Scientists have found the earliest fossil evidence of a thumb-like sixth digit used by giant pandas to grip bamboo stems, an advance that suggests the bear’s vegetarian diet may have originated at least six million years ago.
A greatly enlarged wrist bone called the radial sesamoid was discovered in fossils in southwest China’s Yunnan province dating back to about six million years, according to research published last week in the journal Scientific Reports.
The findings shed light on how the giant panda species developed a “false thumb” which enabled it to to grip and break heavy bamboo stems, turning it into the only dedicated vegetarian in the bear family, said researchers, including those from the Chinese Academy of Sciences in Beijing.

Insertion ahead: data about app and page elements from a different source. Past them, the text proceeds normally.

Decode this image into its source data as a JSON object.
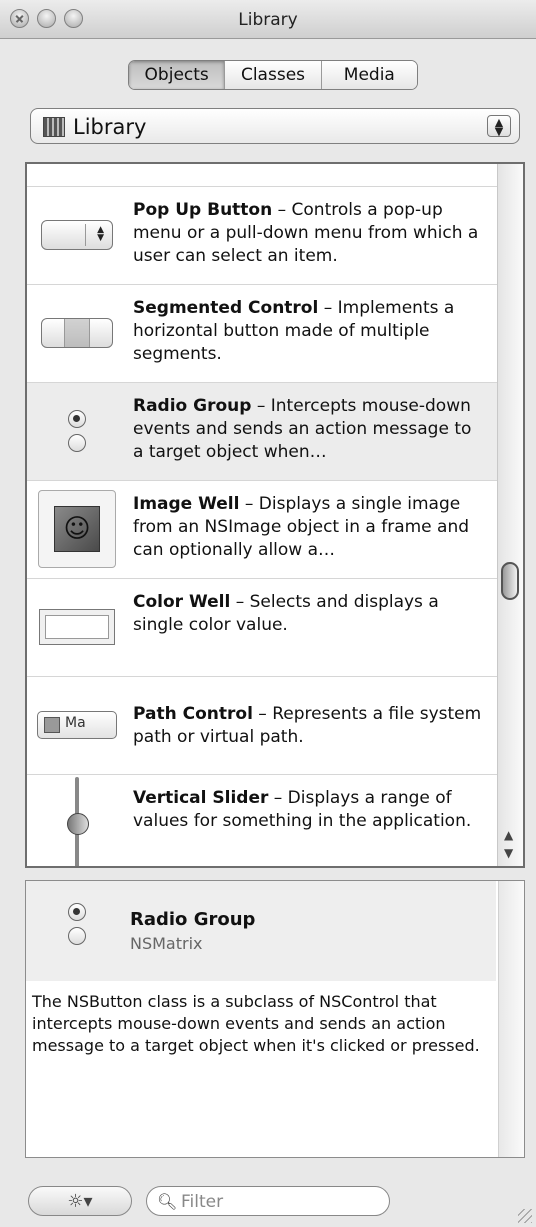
{
  "window": {
    "title": "Library"
  },
  "tabs": [
    {
      "label": "Objects",
      "active": true
    },
    {
      "label": "Classes",
      "active": false
    },
    {
      "label": "Media",
      "active": false
    }
  ],
  "library_popup": {
    "selected": "Library"
  },
  "items": [
    {
      "name": "Pop Up Button",
      "desc": " – Controls a pop-up menu or a pull-down menu from which a user can select an item.",
      "icon": "popup-button-icon"
    },
    {
      "name": "Segmented Control",
      "desc": " – Implements a horizontal button made of multiple segments.",
      "icon": "segmented-control-icon"
    },
    {
      "name": "Radio Group",
      "desc": " – Intercepts mouse-down events and sends an action message to a target object when…",
      "icon": "radio-group-icon",
      "selected": true
    },
    {
      "name": "Image Well",
      "desc": " – Displays a single image from an NSImage object in a frame and can optionally allow a…",
      "icon": "image-well-icon"
    },
    {
      "name": "Color Well",
      "desc": " – Selects and displays a single color value.",
      "icon": "color-well-icon"
    },
    {
      "name": "Path Control",
      "desc": " – Represents a file system path or virtual path.",
      "icon": "path-control-icon",
      "icon_text": "Ma"
    },
    {
      "name": "Vertical Slider",
      "desc": " – Displays a range of values for something in the application.",
      "icon": "vertical-slider-icon"
    }
  ],
  "detail": {
    "name": "Radio Group",
    "class_name": "NSMatrix",
    "description": "The NSButton class is a subclass of NSControl that intercepts mouse-down events and sends an action message to a target object when it's clicked or pressed."
  },
  "bottom": {
    "gear": "☼▾",
    "filter_placeholder": "Filter"
  }
}
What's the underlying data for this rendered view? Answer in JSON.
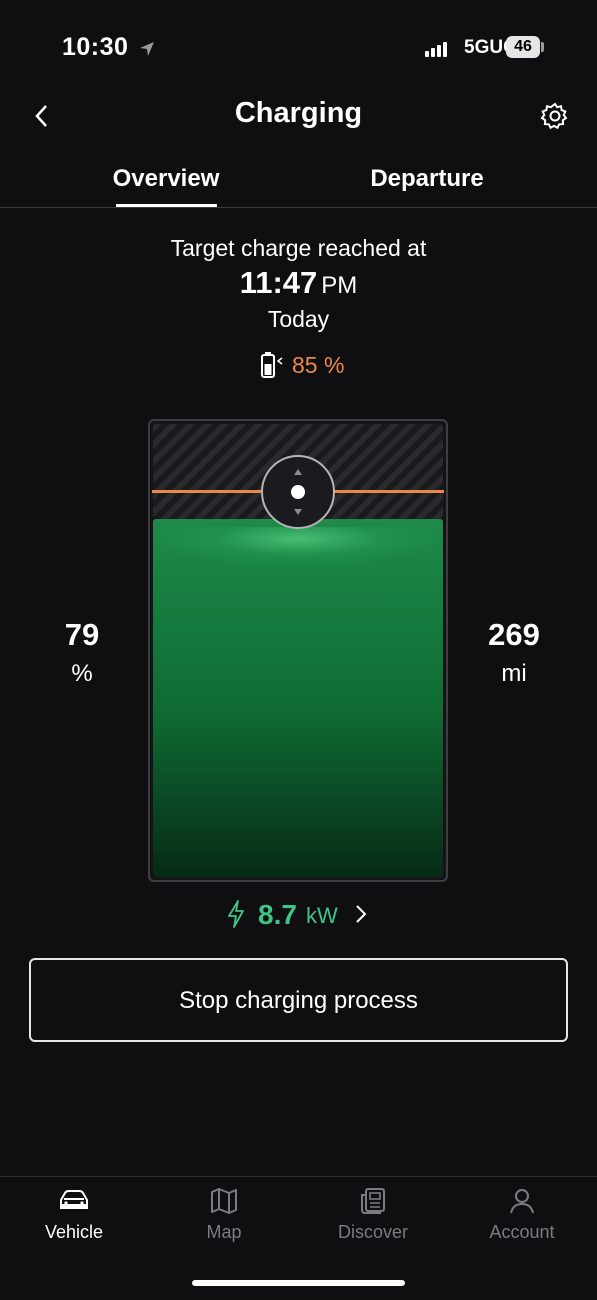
{
  "status_bar": {
    "time": "10:30",
    "network": "5GUC",
    "battery": "46"
  },
  "header": {
    "title": "Charging",
    "back_icon": "chevron-left-icon",
    "settings_icon": "gear-icon"
  },
  "tabs": [
    {
      "label": "Overview",
      "active": true
    },
    {
      "label": "Departure",
      "active": false
    }
  ],
  "target": {
    "label": "Target charge reached at",
    "time": "11:47",
    "ampm": "PM",
    "day": "Today",
    "limit_percent": "85 %"
  },
  "battery_visual": {
    "state_of_charge": "79",
    "soc_unit": "%",
    "range": "269",
    "range_unit": "mi",
    "fill_fraction": 0.79,
    "limit_fraction": 0.85,
    "colors": {
      "fill": "#1f8a4a",
      "limit": "#e8894a"
    }
  },
  "power": {
    "value": "8.7",
    "unit": "kW",
    "color": "#3fc486"
  },
  "actions": {
    "stop_label": "Stop charging process"
  },
  "bottom_nav": [
    {
      "label": "Vehicle",
      "icon": "car-icon",
      "active": true
    },
    {
      "label": "Map",
      "icon": "map-icon",
      "active": false
    },
    {
      "label": "Discover",
      "icon": "news-icon",
      "active": false
    },
    {
      "label": "Account",
      "icon": "person-icon",
      "active": false
    }
  ]
}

The wrist bone of an individual from the ancestral panda genus Ailurarctos was discovered at Shuitangba, a site near Zhaotong city in Yunnan and examined by scientists who determined that it dated back to the late Miocene period about six to seven million years ago.

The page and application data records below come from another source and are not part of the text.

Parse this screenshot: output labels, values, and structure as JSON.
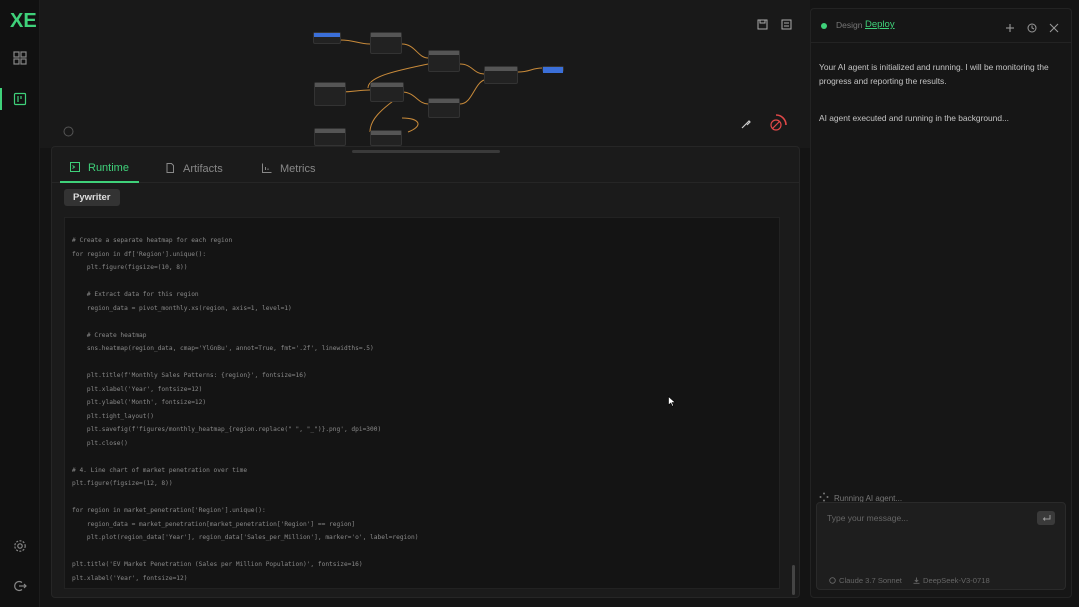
{
  "rail": {
    "logo": "XE"
  },
  "canvas": {
    "nodes": [
      {
        "id": "n1",
        "header_color": "#3b6fd8"
      },
      {
        "id": "n2",
        "header_color": "#555555"
      },
      {
        "id": "n3",
        "header_color": "#555555"
      },
      {
        "id": "n4",
        "header_color": "#555555"
      },
      {
        "id": "n5",
        "header_color": "#3b6fd8"
      },
      {
        "id": "n6",
        "header_color": "#555555"
      },
      {
        "id": "n7",
        "header_color": "#555555"
      },
      {
        "id": "n8",
        "header_color": "#555555"
      },
      {
        "id": "n9",
        "header_color": "#555555"
      },
      {
        "id": "n10",
        "header_color": "#555555"
      }
    ]
  },
  "panel": {
    "tabs": [
      {
        "label": "Runtime",
        "icon": "terminal-icon",
        "active": true
      },
      {
        "label": "Artifacts",
        "icon": "file-icon",
        "active": false
      },
      {
        "label": "Metrics",
        "icon": "chart-icon",
        "active": false
      }
    ],
    "chip": "Pywriter",
    "code": [
      "# Create a separate heatmap for each region",
      "for region in df['Region'].unique():",
      "    plt.figure(figsize=(10, 8))",
      "",
      "    # Extract data for this region",
      "    region_data = pivot_monthly.xs(region, axis=1, level=1)",
      "",
      "    # Create heatmap",
      "    sns.heatmap(region_data, cmap='YlGnBu', annot=True, fmt='.2f', linewidths=.5)",
      "",
      "    plt.title(f'Monthly Sales Patterns: {region}', fontsize=16)",
      "    plt.xlabel('Year', fontsize=12)",
      "    plt.ylabel('Month', fontsize=12)",
      "    plt.tight_layout()",
      "    plt.savefig(f'figures/monthly_heatmap_{region.replace(\" \", \"_\")}.png', dpi=300)",
      "    plt.close()",
      "",
      "# 4. Line chart of market penetration over time",
      "plt.figure(figsize=(12, 8))",
      "",
      "for region in market_penetration['Region'].unique():",
      "    region_data = market_penetration[market_penetration['Region'] == region]",
      "    plt.plot(region_data['Year'], region_data['Sales_per_Million'], marker='o', label=region)",
      "",
      "plt.title('EV Market Penetration (Sales per Million Population)', fontsize=16)",
      "plt.xlabel('Year', fontsize=12)"
    ]
  },
  "chat": {
    "mode_design": "Design",
    "mode_deploy": "Deploy",
    "messages": [
      "Your AI agent is initialized and running. I will be monitoring the progress and reporting the results.",
      "AI agent executed and running in the background..."
    ],
    "running_label": "Running AI agent...",
    "input_placeholder": "Type your message...",
    "models": [
      "Claude 3.7 Sonnet",
      "DeepSeek-V3-0718"
    ]
  },
  "colors": {
    "accent": "#3fd17a",
    "background": "#141414",
    "node_blue": "#3b6fd8",
    "stop_red": "#e04848"
  }
}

Researchers compared the shape and size of this bone to previously published data on the wrist bones of modern giant pandas and Indarctos arctoides – an ancient bear that lived nine million years ago and that could share the same common ancestor as giant pandas.
They found the modern giant panda’s thumb-like structure has the same distinctive shape as Ailurarctos’s wrist bone but not I arctoides’s, which was larger, wider and more hooked.
Delighted to work with Xiaoming Wang and colleagues in the reconstruction of Ailurarctos from the Miocene of Shuitangba, China. The amazing find of a fossilized false thumb of this early form of giant panda sheds light on the evolution of its feeding and locomotion #FossilFriday pic.twitter.com/ibRKy79kHA
— Mauricio Anton (@MAntonPaleoart) July 1, 2022
Based on these findings, scientists said the thumb-like sixth digit was not present in I arctoides.
This “fake thumb”, however, was present within the panda lineage and used by them to grip bamboo for millions of years, they explained, adding that it differed in shape and size in both modern giant pandas and their Ailurarctos ancestor.
While the modern giant panda’s digit is significantly shorter than Ailurarctos’s in relation to its body size and has a hook on the end of it and a flattened outer surface, the Ailurarctos’s does not, the study noted.
Scientists suspect the hook may help modern pandas better grasp bamboo, while the shorter length and flattened outer surface may assist with weight distribution when walking.
The modern panda’s shorter false thumbs could be an evolutionary compromise between the need to manipulate bamboo and the need to walk, scientists pointed out.
“Evolving from a carnivorous ancestor and becoming a pure bamboo-feeder, pandas must overcome many obstacles. An opposable ‘thumb’ from a wrist bone may be the most amazing development against these hurdles,” said Xiaoming Wang, Curator of Vertebrate Paleontology at the Natural History Museum of Los Angeles County.
“This crude ‘thumb’ suggests that the origin of the panda’s dedicated bamboo diet goes back to as early as 6–7 Ma,” researchers wrote in the study.